*** Opening of EXTRACTED RECORDS ***

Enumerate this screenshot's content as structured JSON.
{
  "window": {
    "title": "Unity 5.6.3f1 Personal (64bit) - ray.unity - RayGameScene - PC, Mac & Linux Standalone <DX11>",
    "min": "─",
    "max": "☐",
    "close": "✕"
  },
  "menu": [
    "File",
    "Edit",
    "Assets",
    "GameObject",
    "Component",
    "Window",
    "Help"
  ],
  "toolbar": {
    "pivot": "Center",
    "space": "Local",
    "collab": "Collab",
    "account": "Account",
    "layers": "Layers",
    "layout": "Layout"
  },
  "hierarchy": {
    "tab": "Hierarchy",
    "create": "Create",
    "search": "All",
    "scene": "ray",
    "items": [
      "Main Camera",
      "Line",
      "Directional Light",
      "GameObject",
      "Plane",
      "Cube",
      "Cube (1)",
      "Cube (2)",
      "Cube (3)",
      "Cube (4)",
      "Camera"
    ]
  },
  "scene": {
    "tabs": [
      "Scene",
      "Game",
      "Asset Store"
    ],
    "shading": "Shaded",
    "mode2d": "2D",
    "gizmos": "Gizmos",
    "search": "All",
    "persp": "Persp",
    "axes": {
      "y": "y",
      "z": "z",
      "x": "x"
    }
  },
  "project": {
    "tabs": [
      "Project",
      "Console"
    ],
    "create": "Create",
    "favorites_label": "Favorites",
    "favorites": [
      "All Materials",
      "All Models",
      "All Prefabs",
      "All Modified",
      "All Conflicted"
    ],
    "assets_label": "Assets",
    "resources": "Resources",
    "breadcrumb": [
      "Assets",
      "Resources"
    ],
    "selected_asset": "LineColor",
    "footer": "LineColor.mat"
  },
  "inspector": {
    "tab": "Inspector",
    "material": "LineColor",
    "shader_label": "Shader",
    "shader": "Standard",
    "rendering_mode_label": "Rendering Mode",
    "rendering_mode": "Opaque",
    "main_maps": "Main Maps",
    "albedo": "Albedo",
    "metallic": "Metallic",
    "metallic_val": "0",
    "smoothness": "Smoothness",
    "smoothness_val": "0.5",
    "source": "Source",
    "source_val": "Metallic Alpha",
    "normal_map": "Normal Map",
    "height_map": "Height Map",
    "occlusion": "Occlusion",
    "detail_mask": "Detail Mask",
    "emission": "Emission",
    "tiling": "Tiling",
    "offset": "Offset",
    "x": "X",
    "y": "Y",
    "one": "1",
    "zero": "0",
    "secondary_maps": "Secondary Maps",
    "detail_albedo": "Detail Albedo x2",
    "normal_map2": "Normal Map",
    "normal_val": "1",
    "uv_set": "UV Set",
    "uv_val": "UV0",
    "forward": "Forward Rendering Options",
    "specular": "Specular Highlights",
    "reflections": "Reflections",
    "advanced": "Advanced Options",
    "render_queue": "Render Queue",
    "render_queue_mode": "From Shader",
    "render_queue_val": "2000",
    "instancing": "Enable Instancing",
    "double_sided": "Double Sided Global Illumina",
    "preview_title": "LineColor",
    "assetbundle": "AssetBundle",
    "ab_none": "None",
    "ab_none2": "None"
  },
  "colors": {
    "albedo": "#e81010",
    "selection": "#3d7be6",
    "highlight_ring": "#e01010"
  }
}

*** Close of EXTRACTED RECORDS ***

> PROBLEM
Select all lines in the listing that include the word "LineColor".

> EXERCISE RESULT
    "selected_asset": "LineColor",
    "footer": "LineColor.mat"
    "material": "LineColor",
    "preview_title": "LineColor",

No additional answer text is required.